Late payments
Unsplash © Dylan Gillis

Late payments “cripple” small businesses; how they are resolved needs to change

LawtechUK has recently published a new study which aims to tackle the issue of late payments and poor dispute resolution infrastructure facing small businesses across the UK. The study has recommended that payment dispute resolution should be made more accessible, and has proposed a new way of making this happen. 

The study was carried out through a collaboration between Tech Nation, the LawtechUK Panel and the Ministry of Justice alongside researchers from the University of Oxford, Oxford Computing Consultants, Resolve Disputes Online and Jur.

The ‘SME online dispute resolution’ platform offers a technology driven solution to the problem of resolving late payments.

Affecting more than 72% of small businesses across the region, late payment disputes have risen to £23.4B, while collecting the owed amounts of money costs small to medium enterprises (SMEs) £4.4B each year.

Jenifer Swallow, Director of LawtechUK at Tech Nation, said that the issue of late payments “cripples” small businesses in the UK. “The legal system should be there when they need it. It should not be slow, adversarial and hard to access.”

An easy alternative to resolving late payments

Lawtech UK have now revealed an affordable, alternative way of managing late payments through an online dispute resolution platform. It is estimated the platform could allow UK businesses to resolve over 200,000 disputes over a five-year period, which would account for £3.4B in debt value.

The online platform enables SMEs to resolve disputes within six to eight weeks, an accessible alternative to traditional court proceedings which are costly and time consuming. 

“This study offers a roadmap for the future of legal dispute resolution – an inexpensive, straightforward, online alternative to a traditional hearing but connected to the courts in case a formal judicial determination is needed,” said Richard Susskind, a LawtechUK panel member. 

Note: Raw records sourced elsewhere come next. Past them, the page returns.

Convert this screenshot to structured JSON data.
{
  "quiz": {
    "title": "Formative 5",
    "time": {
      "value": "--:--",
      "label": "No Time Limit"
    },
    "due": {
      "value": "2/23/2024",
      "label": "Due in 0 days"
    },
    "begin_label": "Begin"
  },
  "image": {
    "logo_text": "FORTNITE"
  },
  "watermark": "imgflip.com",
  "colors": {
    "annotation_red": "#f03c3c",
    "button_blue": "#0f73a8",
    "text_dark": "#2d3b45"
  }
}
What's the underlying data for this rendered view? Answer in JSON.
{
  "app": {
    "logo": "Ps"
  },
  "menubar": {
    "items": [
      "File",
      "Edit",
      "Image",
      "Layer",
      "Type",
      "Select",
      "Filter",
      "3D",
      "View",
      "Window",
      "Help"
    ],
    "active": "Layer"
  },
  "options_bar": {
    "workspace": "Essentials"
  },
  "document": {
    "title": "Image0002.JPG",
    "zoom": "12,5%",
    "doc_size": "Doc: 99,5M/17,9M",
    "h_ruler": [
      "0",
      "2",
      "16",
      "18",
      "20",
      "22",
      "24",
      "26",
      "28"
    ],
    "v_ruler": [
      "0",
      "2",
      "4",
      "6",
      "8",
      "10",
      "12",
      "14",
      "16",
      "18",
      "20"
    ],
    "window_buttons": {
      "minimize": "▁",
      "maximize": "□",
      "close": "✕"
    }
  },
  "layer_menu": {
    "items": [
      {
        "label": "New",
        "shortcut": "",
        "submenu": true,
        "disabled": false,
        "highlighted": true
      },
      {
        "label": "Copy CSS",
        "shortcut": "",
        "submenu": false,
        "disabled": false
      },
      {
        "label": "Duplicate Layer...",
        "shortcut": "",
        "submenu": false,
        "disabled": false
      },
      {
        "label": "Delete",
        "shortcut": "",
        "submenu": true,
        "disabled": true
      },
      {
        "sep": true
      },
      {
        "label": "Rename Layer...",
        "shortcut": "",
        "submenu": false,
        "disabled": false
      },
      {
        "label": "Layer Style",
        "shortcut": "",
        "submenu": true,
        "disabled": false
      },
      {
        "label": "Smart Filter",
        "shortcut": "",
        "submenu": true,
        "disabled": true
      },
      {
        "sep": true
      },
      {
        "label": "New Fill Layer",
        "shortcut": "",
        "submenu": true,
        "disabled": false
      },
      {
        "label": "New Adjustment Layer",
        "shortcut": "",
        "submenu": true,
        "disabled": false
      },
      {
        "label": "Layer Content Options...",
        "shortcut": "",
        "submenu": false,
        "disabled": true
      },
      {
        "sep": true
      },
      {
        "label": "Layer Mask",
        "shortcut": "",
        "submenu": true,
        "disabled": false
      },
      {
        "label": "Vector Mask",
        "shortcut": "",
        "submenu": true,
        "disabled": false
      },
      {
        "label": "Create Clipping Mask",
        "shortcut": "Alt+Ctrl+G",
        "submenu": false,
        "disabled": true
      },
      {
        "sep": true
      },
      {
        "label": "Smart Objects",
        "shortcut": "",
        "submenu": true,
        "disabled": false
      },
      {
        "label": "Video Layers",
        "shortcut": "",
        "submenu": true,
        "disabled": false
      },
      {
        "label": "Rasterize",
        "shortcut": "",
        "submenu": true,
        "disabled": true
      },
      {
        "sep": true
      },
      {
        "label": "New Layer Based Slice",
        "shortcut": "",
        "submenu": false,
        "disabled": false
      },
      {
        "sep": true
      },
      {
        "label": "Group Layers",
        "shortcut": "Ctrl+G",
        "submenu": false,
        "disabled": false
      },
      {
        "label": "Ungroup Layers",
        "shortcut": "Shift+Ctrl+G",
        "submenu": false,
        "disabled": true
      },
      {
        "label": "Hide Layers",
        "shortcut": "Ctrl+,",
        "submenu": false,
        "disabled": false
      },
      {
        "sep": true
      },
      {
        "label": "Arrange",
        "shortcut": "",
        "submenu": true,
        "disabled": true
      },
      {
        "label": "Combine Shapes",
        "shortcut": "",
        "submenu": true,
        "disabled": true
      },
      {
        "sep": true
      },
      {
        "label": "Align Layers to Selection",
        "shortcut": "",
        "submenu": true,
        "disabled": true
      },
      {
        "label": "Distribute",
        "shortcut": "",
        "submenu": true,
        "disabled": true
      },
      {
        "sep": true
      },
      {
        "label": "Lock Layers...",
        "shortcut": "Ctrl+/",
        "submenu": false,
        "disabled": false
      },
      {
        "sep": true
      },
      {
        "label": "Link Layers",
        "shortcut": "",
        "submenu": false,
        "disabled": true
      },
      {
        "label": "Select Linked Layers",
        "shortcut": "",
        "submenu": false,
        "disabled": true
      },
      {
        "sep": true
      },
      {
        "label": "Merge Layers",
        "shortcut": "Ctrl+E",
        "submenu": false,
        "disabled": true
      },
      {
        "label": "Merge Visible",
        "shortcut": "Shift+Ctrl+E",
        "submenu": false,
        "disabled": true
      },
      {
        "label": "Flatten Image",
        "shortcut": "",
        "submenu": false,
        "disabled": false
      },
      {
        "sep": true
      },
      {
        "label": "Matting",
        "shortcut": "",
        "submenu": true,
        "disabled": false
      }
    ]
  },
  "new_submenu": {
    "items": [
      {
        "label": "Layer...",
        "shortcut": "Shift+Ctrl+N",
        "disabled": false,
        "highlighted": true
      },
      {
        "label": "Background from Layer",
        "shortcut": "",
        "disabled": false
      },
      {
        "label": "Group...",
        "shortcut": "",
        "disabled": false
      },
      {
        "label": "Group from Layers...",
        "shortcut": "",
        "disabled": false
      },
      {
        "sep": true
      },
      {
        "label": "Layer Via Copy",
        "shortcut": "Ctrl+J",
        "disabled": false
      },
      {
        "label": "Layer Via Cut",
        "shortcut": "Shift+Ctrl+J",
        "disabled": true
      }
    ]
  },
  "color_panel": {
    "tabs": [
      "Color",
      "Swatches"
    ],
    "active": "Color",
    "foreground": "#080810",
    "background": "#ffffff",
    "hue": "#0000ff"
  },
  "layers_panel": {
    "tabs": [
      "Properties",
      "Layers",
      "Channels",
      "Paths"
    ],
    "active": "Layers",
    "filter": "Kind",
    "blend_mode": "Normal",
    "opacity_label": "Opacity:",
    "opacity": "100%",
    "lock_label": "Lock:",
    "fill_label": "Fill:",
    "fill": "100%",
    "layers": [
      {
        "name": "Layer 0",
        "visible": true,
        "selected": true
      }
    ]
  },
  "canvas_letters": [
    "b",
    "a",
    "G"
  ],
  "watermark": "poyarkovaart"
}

The study has estimated that a first release of the online platform could be brought to market within nine months, with the platform becoming financially self-sustaining within four years.